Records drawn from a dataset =
________________________

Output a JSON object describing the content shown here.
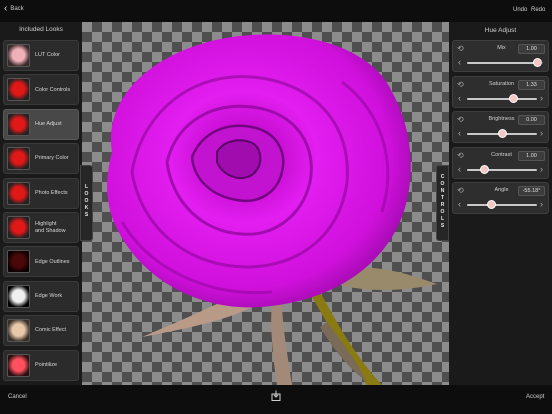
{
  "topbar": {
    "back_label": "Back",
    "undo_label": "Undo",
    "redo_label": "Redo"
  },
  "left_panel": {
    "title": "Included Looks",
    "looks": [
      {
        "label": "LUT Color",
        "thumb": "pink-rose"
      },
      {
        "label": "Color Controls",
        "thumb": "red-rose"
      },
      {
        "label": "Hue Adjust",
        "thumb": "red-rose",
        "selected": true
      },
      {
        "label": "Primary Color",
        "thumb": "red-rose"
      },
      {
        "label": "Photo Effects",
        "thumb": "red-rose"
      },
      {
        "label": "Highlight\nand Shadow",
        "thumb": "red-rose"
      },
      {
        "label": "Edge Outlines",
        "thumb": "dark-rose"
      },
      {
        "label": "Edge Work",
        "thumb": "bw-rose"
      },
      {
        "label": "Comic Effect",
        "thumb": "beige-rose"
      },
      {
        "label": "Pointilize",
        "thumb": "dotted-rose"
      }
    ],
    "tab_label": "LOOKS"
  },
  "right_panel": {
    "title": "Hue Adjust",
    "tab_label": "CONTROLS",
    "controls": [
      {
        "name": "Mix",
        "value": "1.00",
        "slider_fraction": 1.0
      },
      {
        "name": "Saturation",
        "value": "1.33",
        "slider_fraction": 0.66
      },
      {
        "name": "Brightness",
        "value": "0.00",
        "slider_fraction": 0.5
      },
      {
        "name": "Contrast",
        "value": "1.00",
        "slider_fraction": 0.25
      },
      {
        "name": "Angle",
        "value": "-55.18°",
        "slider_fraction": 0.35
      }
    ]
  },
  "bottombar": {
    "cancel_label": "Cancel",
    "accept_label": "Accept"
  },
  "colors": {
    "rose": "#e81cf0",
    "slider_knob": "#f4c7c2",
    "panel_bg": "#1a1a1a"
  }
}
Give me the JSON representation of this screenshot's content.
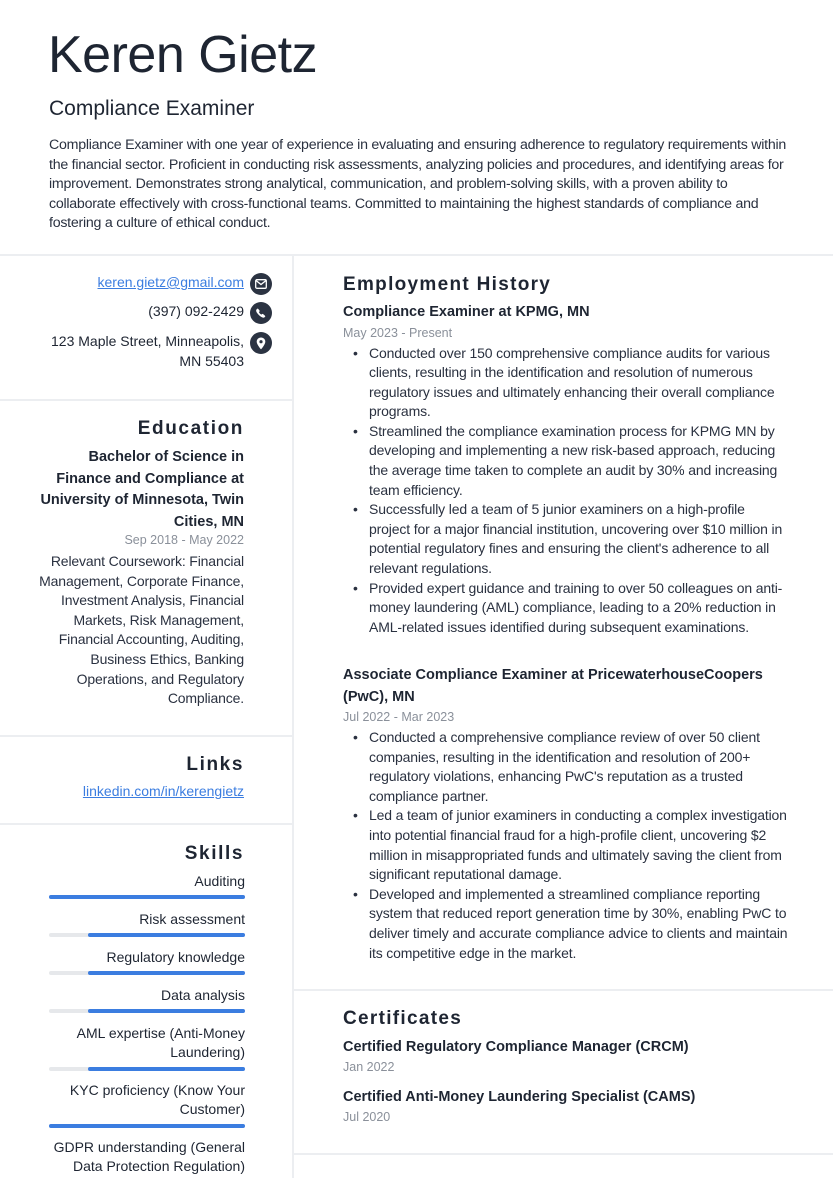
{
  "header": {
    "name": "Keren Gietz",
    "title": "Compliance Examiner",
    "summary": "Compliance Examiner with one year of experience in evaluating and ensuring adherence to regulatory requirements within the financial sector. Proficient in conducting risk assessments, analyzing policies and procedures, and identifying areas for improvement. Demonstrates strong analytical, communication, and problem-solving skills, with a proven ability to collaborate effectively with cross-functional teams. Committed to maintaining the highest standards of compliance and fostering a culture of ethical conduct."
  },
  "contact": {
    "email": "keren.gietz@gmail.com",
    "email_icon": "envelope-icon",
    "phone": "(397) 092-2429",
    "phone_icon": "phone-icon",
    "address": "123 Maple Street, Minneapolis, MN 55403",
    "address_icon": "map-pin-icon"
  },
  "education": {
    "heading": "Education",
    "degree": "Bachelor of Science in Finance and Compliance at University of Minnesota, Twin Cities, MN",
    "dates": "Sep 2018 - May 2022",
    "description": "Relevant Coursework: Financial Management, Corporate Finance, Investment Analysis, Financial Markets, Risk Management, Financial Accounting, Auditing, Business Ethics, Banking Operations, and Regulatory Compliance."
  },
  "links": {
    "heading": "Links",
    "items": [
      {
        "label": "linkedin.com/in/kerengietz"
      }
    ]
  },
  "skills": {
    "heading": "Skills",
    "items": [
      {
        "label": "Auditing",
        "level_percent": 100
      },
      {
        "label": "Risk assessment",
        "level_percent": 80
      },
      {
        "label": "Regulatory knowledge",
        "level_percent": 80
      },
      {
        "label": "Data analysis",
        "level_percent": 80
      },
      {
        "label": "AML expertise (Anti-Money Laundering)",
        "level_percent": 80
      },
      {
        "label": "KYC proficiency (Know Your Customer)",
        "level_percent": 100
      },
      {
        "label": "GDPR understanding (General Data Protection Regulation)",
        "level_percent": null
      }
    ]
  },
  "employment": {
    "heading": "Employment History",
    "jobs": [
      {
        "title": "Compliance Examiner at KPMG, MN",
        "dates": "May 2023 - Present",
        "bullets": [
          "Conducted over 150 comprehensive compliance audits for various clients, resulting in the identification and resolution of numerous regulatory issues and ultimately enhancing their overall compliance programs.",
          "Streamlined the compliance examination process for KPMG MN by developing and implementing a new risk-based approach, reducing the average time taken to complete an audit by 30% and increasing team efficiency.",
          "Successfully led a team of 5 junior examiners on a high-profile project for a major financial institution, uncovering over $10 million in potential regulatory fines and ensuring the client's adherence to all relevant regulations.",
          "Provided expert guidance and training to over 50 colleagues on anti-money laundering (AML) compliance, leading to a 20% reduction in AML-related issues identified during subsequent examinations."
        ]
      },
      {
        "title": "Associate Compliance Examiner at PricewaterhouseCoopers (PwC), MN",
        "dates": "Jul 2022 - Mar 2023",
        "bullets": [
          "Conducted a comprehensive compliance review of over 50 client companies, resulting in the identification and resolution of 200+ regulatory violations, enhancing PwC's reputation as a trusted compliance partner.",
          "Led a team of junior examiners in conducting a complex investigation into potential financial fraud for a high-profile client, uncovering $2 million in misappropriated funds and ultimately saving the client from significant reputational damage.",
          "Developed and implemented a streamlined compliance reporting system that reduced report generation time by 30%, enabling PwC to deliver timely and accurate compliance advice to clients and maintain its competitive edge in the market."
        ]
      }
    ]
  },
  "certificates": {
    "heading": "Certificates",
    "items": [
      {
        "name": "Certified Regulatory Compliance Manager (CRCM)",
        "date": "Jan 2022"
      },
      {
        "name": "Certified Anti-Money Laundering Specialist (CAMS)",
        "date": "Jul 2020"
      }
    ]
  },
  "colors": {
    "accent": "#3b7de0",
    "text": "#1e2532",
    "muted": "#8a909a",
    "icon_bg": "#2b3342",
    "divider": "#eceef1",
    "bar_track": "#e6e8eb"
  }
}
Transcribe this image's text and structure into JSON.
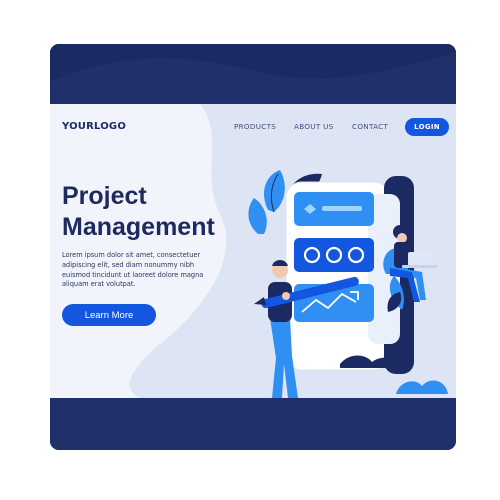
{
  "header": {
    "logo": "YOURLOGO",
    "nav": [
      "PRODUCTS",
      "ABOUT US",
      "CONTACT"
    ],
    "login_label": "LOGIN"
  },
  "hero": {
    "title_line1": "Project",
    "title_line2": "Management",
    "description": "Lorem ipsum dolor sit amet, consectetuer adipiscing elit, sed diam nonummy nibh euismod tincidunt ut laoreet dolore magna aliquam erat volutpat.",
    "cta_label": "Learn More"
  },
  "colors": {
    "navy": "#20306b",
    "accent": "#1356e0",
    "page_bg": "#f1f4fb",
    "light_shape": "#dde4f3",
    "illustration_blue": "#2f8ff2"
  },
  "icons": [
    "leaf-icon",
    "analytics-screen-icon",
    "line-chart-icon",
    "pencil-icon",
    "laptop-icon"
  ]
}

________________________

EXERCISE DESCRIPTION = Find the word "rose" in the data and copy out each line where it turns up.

RESULT OF THIS EXERCISE =
        "thumb": "pink-rose"
        "thumb": "red-rose"
        "thumb": "red-rose",
        "thumb": "red-rose"
        "thumb": "red-rose"
        "thumb": "red-rose"
        "thumb": "dark-rose"
        "thumb": "bw-rose"
        "thumb": "beige-rose"
        "thumb": "dotted-rose"
    "rose": "#e81cf0",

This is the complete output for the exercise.